Republicans in a Civil War

Republicans in a Civil War


Winning both houses in the midterm election may or may not be a good thing for the GOP. Republicans can no longer blame Democrats for the gridlock in Washington, and they will be forced to address the important issues. In other words, they’ll have to do something. Another issue, possibly more important to the overall future success of the GOP concerns evidence of greater infighting. Long-time and more traditional Republicans are facing challenges from the TEA Party and their young, brash, and inexperienced members. As predicted long ago, the Republicans are beginning a Civil War.

Here are the issues. House Speaker John Boehner, and expected Senate Majority Leader, Mitch McConnell, have already stated that they will work more closely with the President and attempt to find compromise on contested issues. They said that there will be no more government shutdowns, and that it appears impossible to overturn the Affordable Care Act in its entirety.

TEA Part extremists don’t want to hear this sensible rhetoric; they want it all or nothing. Supported by the wealthiest Americans such as the Koch brothers, their hunger for power supersedes their already minimal abilities to intelligently deliberate the issues and then pass sensible legislation.
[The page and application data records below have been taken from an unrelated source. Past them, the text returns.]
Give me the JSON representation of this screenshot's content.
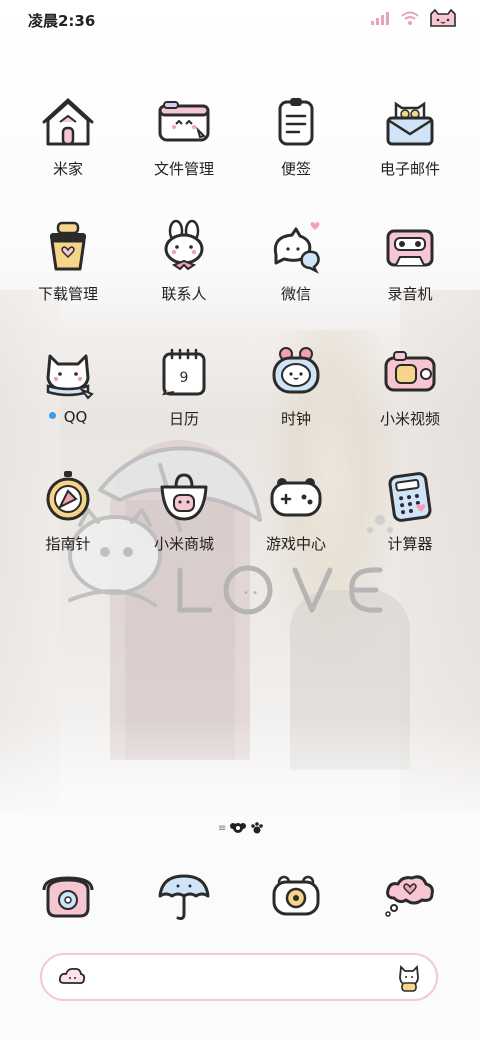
{
  "status_bar": {
    "time": "凌晨2:36",
    "icons": [
      "signal-icon",
      "wifi-icon",
      "cat-battery-icon"
    ]
  },
  "apps": [
    {
      "label": "米家",
      "icon": "house-icon"
    },
    {
      "label": "文件管理",
      "icon": "folder-icon"
    },
    {
      "label": "便签",
      "icon": "notepad-icon"
    },
    {
      "label": "电子邮件",
      "icon": "envelope-cat-icon"
    },
    {
      "label": "下载管理",
      "icon": "download-box-icon"
    },
    {
      "label": "联系人",
      "icon": "bunny-contacts-icon"
    },
    {
      "label": "微信",
      "icon": "cat-chat-icon"
    },
    {
      "label": "录音机",
      "icon": "cassette-icon"
    },
    {
      "label": "QQ",
      "icon": "cat-scarf-icon",
      "notification_dot": true
    },
    {
      "label": "日历",
      "icon": "calendar-icon",
      "calendar_day": "9"
    },
    {
      "label": "时钟",
      "icon": "alarm-clock-icon"
    },
    {
      "label": "小米视频",
      "icon": "camera-icon"
    },
    {
      "label": "指南针",
      "icon": "compass-icon"
    },
    {
      "label": "小米商城",
      "icon": "shopping-bag-icon"
    },
    {
      "label": "游戏中心",
      "icon": "gamepad-icon"
    },
    {
      "label": "计算器",
      "icon": "calculator-icon"
    }
  ],
  "wallpaper_text": "LOVE",
  "dock": [
    {
      "icon": "telephone-icon"
    },
    {
      "icon": "umbrella-icon"
    },
    {
      "icon": "photo-camera-icon"
    },
    {
      "icon": "heart-cloud-icon"
    }
  ],
  "colors": {
    "accent_pink": "#f3c9d3",
    "notification_dot": "#3a9bf0",
    "icon_outline": "#2b2b2b"
  }
}
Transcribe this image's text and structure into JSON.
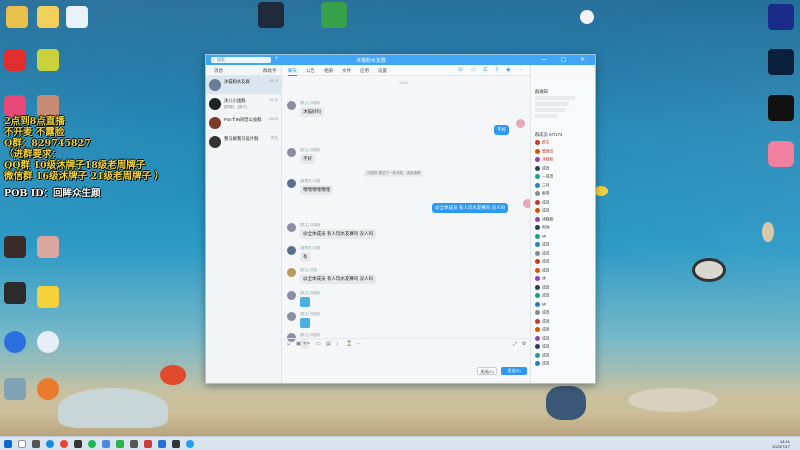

If the truth be known, the TEA Party has been the primary obstruction for the previous six years.

The good news for Americans in general is that TEA Party members are already reacting in fear of domination by true members of the GOP. Many of the newly elected Republicans a less volatile than members of the TEA Party. True conservatives who have displayed an ability to move more towards the center in their efforts to solve the problems of our nation have gained larger numbers, and therefore greater power.

At present the only consolation for the junior wing of the GOP is a bill which will be proposed by McConnell. He will introduce legislation next year which would ban all abortions after 20 weeks. If it passes in both houses President Obama is expected to veto the legislation.

The most important revelation in the victory of Republicans is their lack of promised change in the party’s relationship with minorities, women, and younger voters who tend to be less religious. They remain the same old party which continues to cater to old white men who are dying. The average age of those elected to office was 62, and the average age in the United States is 39; and although whites remain the largest ethnic percentage, that too is deceptive; white includes Hispanic voters.

With the election now a week in the past, analysts have given their assessment of why so many Senate seats were lost. Reasons such as anger at the system, an open hatred of the President, and a low voter turnout, especially among women, younger voters and minorities have been heard frequently. In addition, of the seats which became open, many were in traditionally ‘red’ states.

The Civil War inside the GOP will be interesting to watch. Although our nation’s people will unlikely see a change in their quality of life in the next two years, what happens between two factions of one party may secure a positive outcome in the 2016 election.

By James Turnage


New York Times